Task item » Read through the listing and copy every line that contains the word "людину".

Given data »

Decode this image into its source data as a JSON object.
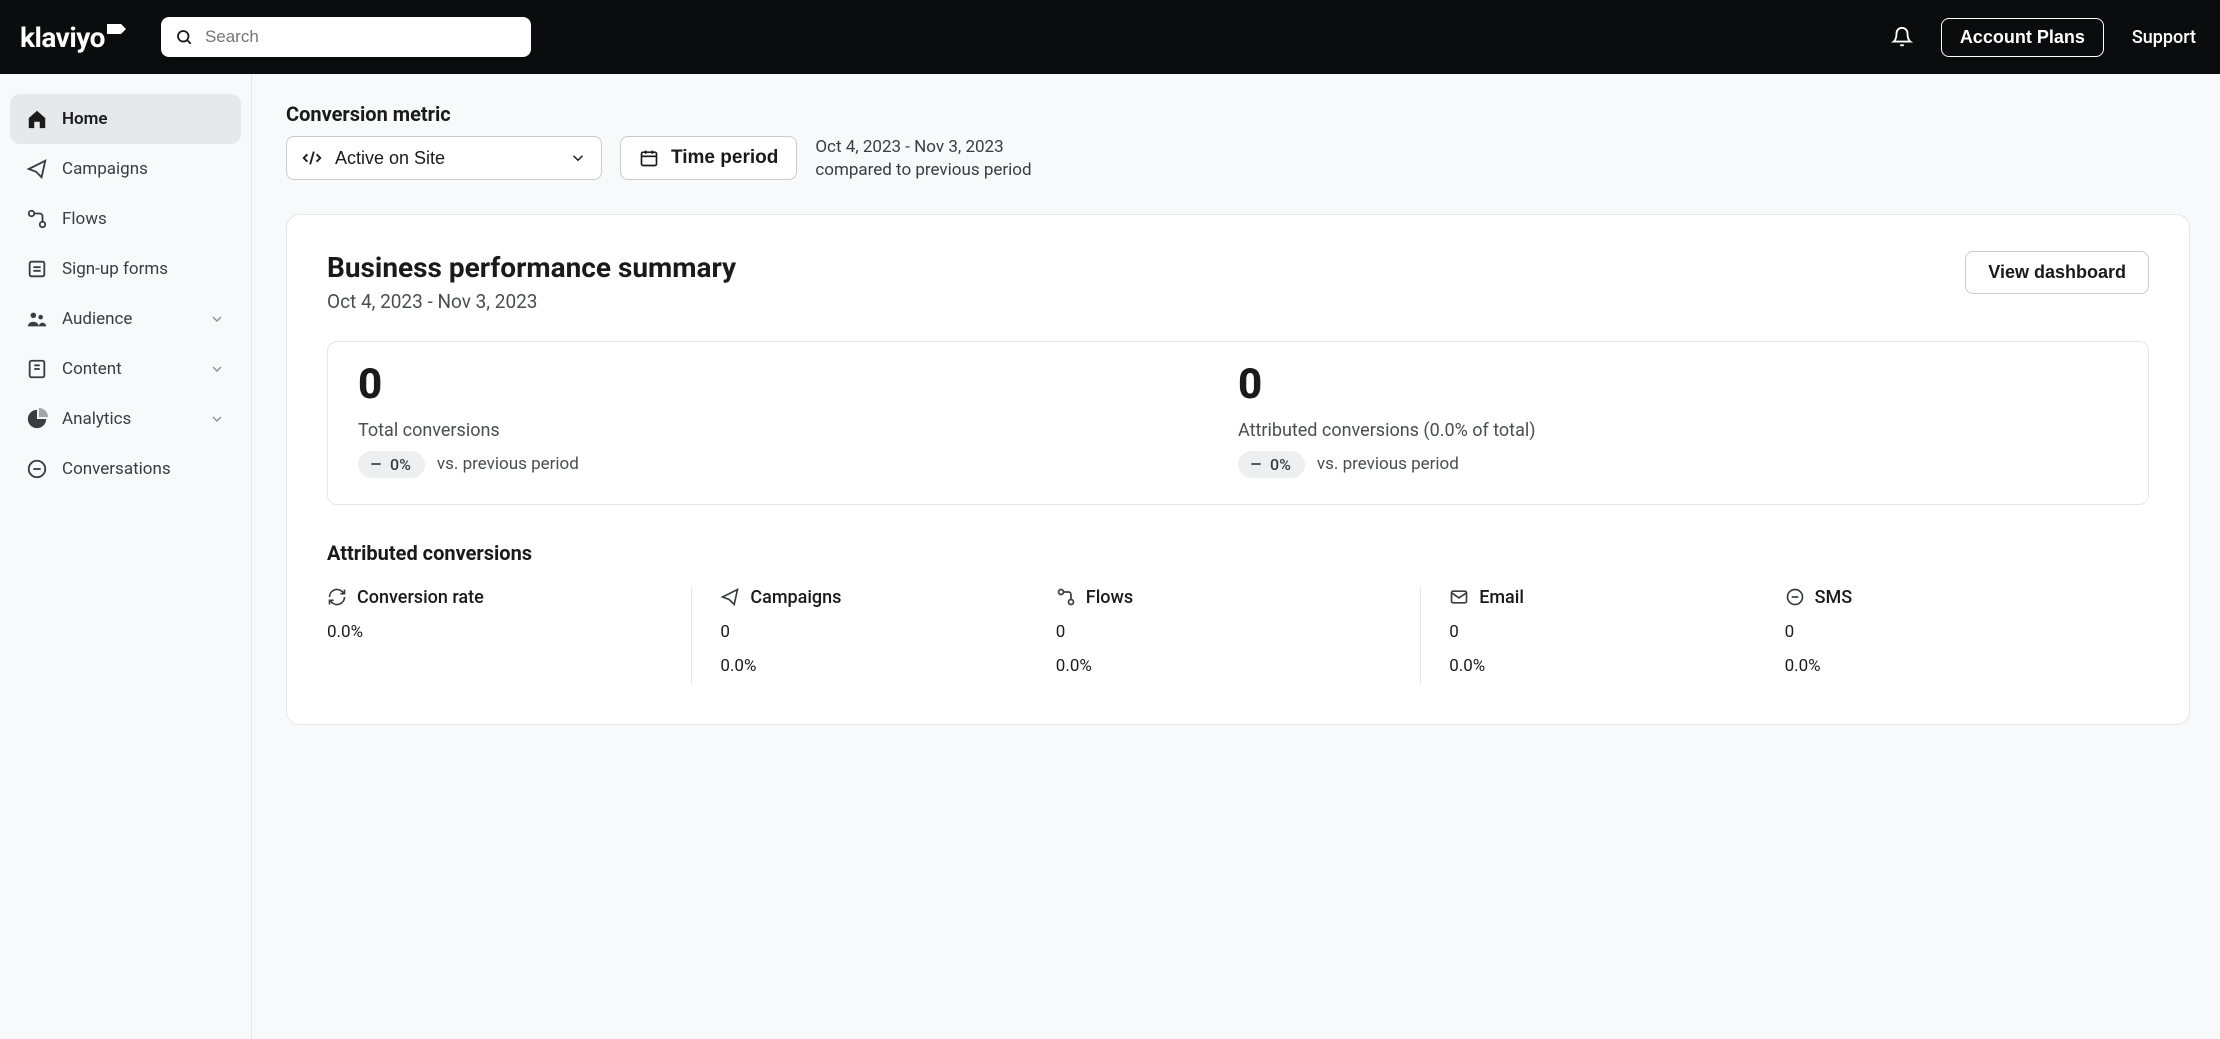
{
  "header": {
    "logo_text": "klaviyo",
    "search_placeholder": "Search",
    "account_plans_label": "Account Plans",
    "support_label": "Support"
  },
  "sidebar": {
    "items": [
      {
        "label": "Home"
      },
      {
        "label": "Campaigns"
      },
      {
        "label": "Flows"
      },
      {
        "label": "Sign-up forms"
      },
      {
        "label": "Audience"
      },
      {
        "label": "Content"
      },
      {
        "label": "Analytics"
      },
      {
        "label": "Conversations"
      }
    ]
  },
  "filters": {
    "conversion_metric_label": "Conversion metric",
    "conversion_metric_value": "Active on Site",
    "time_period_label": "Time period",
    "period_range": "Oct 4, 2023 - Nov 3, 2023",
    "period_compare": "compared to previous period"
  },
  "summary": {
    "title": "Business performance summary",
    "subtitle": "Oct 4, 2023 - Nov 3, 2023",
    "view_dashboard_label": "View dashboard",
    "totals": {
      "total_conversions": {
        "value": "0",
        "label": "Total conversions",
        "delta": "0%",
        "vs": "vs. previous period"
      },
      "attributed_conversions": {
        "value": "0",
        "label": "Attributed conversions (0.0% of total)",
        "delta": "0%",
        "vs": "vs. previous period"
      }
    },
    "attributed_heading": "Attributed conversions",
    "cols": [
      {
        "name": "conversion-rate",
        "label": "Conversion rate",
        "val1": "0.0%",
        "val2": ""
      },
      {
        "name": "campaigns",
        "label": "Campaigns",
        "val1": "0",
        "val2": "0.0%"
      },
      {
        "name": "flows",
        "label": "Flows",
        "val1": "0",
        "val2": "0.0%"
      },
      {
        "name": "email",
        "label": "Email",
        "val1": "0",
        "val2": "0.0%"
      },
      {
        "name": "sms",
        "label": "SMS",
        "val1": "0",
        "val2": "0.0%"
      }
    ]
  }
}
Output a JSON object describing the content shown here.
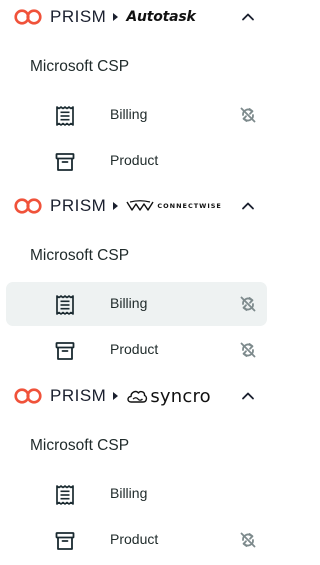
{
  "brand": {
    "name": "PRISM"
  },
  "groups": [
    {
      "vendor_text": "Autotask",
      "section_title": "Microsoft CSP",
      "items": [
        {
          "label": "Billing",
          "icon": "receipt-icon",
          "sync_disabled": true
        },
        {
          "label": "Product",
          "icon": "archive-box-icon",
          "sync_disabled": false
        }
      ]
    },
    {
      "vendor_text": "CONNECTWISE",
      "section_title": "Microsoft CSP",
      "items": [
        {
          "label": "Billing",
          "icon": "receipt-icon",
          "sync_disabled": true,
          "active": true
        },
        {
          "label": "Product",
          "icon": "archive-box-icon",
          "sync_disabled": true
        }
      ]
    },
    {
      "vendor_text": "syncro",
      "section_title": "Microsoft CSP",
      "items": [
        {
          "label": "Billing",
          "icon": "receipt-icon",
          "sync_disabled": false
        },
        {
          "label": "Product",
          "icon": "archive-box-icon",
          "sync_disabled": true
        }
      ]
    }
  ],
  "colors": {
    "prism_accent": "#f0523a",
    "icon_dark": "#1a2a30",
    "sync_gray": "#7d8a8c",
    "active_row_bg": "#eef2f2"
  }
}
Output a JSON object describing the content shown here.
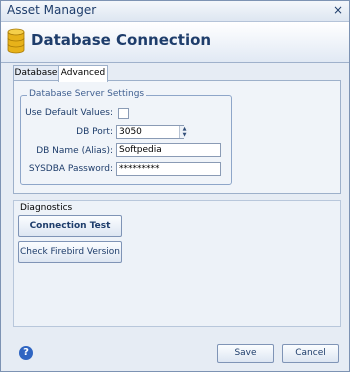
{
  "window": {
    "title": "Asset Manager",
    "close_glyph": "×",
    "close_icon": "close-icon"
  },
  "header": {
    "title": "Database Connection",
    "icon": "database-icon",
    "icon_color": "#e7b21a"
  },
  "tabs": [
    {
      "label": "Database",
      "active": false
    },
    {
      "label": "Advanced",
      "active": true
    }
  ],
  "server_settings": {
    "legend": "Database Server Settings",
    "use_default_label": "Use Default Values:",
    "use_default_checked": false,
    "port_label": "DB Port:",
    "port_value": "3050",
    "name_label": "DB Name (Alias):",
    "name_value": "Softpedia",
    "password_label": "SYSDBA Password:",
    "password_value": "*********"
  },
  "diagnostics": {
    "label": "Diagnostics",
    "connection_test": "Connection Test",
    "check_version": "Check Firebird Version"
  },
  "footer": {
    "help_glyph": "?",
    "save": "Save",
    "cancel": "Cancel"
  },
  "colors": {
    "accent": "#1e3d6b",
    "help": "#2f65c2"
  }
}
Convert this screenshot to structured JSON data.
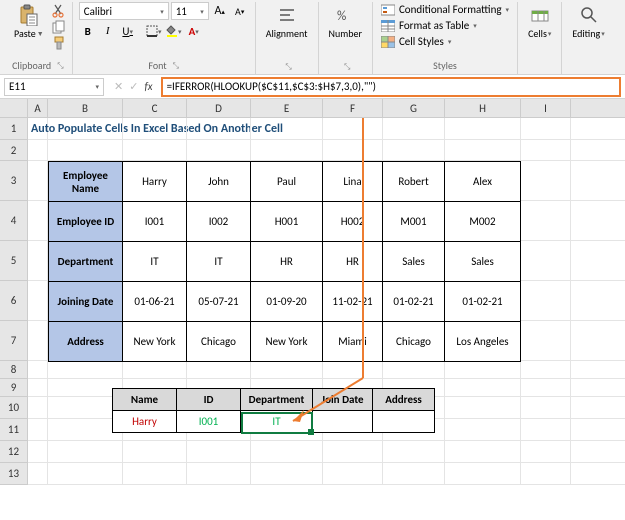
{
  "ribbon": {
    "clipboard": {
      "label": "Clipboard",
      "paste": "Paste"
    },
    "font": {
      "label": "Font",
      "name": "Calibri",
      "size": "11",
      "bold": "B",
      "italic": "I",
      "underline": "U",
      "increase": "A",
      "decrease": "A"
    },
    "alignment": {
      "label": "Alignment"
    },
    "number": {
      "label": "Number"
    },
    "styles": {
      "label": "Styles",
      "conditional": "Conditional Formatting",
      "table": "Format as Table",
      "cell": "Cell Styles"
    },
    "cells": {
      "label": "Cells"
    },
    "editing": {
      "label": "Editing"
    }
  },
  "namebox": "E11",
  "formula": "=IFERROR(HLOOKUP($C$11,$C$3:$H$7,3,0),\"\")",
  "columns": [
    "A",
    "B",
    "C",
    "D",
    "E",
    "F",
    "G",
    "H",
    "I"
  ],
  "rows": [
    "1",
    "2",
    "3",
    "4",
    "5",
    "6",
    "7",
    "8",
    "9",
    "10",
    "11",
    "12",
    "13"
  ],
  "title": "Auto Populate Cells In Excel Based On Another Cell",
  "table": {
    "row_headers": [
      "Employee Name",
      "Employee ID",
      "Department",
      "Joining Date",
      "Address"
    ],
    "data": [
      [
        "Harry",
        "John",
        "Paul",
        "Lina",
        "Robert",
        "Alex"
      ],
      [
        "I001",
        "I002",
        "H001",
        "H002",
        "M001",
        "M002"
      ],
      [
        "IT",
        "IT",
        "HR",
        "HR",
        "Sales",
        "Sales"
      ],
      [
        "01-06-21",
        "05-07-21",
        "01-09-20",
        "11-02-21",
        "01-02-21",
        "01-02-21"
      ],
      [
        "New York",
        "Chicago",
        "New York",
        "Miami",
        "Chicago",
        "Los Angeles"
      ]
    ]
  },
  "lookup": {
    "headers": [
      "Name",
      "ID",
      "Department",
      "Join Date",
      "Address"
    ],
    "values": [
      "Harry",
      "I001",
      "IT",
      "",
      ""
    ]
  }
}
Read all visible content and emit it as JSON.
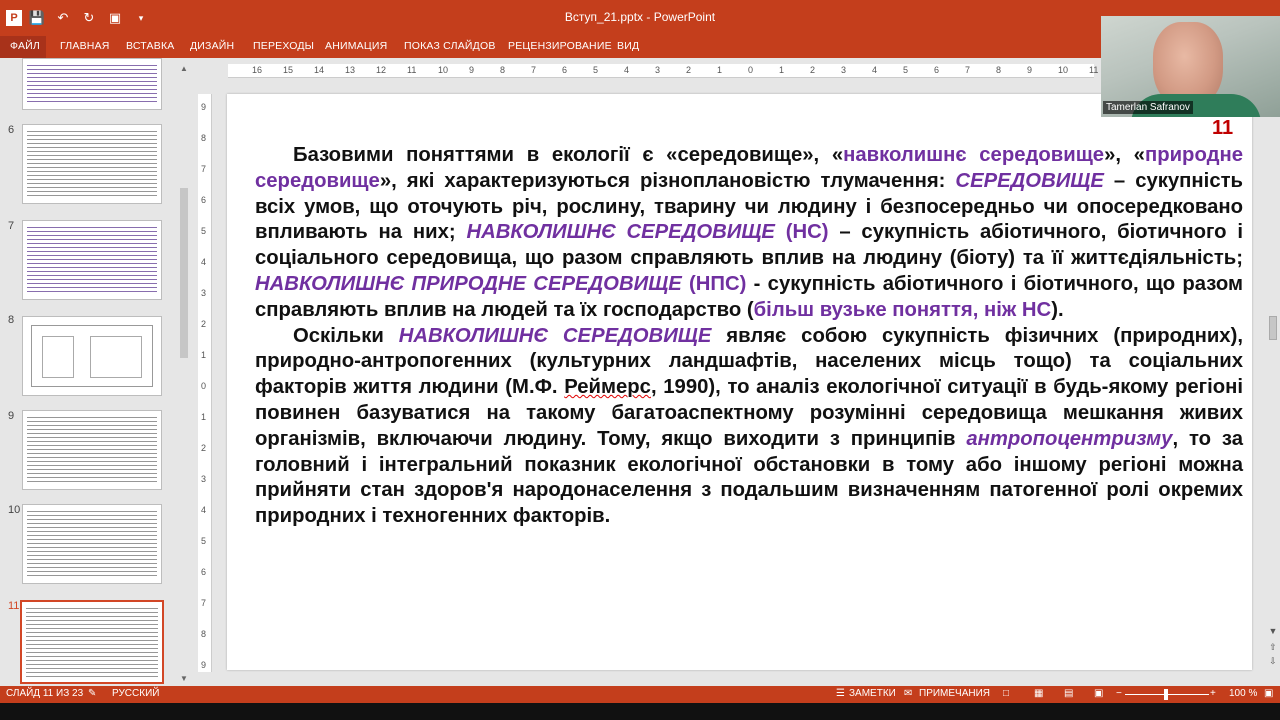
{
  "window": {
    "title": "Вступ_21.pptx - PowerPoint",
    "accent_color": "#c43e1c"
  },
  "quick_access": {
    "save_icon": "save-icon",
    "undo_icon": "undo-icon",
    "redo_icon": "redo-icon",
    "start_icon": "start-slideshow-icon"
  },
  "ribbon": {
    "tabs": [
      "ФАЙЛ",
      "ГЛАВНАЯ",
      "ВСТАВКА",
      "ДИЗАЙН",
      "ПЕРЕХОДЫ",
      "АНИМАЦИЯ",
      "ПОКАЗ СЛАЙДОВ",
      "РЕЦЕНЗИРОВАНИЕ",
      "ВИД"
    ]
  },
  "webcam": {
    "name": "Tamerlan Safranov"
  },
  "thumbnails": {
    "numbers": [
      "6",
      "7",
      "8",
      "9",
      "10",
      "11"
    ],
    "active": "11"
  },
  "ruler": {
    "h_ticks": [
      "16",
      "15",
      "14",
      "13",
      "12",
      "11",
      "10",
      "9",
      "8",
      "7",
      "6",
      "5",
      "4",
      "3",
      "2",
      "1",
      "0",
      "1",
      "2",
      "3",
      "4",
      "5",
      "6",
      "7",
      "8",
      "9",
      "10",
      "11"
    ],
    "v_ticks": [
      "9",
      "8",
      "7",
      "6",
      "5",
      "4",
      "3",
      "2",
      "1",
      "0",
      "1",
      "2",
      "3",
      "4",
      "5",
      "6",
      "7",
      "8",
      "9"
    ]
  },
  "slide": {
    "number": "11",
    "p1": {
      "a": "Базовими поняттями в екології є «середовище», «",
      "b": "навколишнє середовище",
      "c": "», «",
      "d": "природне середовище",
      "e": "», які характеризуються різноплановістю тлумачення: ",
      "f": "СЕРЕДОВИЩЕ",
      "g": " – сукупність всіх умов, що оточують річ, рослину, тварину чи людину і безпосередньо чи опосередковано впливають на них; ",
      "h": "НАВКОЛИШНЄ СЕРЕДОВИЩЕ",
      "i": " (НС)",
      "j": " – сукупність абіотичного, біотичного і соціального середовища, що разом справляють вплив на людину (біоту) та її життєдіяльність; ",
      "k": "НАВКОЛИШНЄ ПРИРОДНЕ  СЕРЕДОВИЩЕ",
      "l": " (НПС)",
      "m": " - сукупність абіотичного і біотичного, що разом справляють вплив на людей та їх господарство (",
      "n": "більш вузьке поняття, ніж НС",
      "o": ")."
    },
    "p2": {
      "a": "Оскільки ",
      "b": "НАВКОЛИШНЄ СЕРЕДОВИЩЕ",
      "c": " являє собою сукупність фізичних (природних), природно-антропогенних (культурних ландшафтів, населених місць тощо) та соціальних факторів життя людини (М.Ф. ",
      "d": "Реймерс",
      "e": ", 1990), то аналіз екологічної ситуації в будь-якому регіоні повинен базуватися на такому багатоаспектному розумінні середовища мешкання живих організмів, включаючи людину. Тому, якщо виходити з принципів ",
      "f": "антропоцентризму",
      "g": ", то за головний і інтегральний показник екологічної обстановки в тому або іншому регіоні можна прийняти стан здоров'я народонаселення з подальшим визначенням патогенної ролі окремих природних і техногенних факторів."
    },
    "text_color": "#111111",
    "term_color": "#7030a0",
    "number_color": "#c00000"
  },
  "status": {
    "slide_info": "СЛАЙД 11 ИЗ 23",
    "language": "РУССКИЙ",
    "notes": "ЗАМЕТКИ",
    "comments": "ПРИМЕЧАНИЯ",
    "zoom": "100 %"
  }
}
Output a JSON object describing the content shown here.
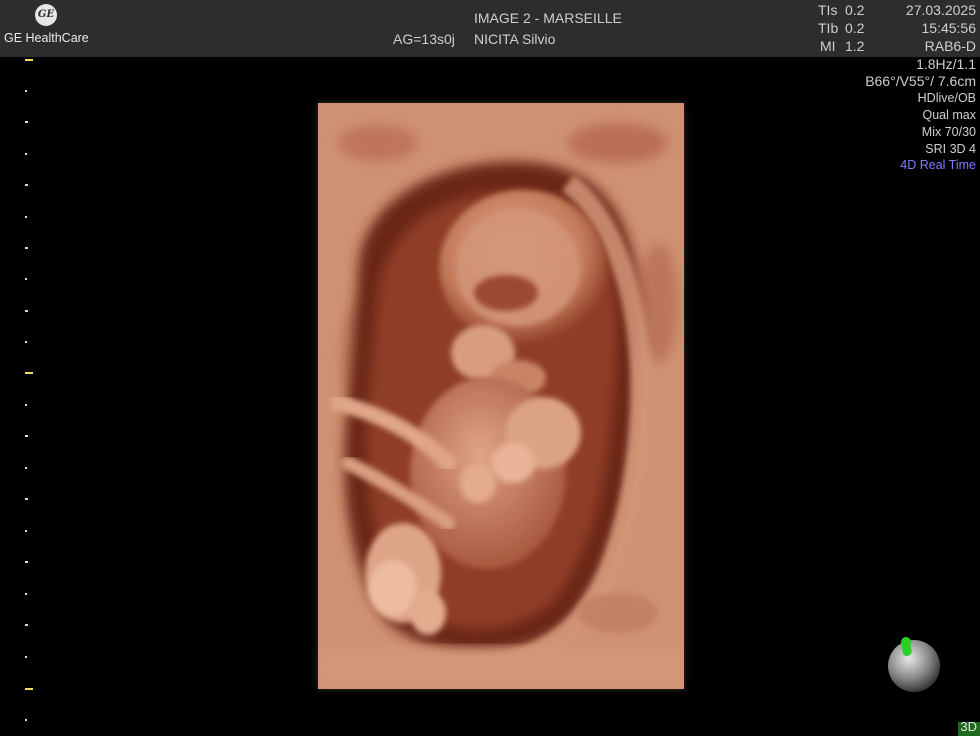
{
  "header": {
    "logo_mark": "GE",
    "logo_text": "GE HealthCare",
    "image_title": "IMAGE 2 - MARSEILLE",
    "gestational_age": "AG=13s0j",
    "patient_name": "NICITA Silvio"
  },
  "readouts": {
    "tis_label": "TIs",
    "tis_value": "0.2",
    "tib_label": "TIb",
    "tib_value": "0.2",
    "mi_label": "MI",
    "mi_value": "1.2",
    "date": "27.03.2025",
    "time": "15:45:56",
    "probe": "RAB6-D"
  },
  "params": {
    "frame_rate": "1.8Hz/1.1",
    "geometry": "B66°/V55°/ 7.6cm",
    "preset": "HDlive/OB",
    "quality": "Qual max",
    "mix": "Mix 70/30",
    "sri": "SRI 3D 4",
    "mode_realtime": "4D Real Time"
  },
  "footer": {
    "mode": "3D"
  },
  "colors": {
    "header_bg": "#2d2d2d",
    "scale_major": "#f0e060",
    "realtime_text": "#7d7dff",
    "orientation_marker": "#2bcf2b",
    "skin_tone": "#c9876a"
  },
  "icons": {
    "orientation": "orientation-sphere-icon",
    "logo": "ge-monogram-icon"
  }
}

Completed task »
      "g": " – сукупність всіх умов, що оточують річ, рослину, тварину чи людину і безпосередньо чи опосередковано впливають на них; ",
      "j": " – сукупність абіотичного, біотичного і соціального середовища, що разом справляють вплив на людину (біоту) та її життєдіяльність; ",
      "e": ", 1990), то аналіз екологічної ситуації в будь-якому регіоні повинен базуватися на такому багатоаспектному розумінні середовища мешкання живих організмів, включаючи людину. Тому, якщо виходити з принципів ",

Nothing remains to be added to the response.